Across the whole listing, state how many lines include "true". Add nothing to that number.

◇ ◇ ◇ ◇

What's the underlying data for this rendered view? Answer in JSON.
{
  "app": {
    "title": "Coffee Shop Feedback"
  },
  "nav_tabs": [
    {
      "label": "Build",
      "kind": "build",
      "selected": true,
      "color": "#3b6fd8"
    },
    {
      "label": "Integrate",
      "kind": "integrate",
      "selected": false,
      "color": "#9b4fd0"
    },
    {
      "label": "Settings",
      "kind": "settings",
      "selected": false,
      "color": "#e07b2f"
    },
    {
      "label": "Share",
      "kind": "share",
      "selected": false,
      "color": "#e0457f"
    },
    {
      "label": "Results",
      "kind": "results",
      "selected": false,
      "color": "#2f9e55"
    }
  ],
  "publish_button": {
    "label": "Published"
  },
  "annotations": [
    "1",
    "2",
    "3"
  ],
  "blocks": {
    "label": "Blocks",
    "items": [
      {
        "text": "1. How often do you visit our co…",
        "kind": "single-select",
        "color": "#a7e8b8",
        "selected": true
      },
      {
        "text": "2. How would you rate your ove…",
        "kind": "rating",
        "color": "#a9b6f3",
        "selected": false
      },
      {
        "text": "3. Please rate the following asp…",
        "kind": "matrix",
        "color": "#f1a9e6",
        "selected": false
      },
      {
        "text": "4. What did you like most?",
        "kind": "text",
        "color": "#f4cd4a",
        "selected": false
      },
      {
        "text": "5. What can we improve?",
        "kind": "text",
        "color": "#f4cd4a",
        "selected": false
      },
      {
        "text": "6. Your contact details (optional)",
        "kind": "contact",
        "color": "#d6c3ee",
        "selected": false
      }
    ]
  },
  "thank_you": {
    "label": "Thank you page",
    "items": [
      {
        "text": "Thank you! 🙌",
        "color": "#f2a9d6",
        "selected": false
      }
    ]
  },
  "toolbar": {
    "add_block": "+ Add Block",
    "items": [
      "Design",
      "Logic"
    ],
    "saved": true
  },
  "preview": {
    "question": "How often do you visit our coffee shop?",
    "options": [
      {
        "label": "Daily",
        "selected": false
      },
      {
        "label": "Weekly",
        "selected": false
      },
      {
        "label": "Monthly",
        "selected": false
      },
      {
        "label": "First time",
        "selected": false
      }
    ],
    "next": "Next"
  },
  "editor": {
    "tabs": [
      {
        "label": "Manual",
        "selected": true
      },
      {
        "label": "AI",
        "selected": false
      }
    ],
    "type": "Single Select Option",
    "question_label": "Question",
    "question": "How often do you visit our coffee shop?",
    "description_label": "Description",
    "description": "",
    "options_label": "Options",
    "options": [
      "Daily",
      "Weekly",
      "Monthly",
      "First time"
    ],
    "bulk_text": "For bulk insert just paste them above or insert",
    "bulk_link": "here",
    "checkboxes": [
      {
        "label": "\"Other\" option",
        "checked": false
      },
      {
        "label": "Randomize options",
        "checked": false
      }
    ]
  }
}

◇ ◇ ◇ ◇

- Answer for this exercise -
4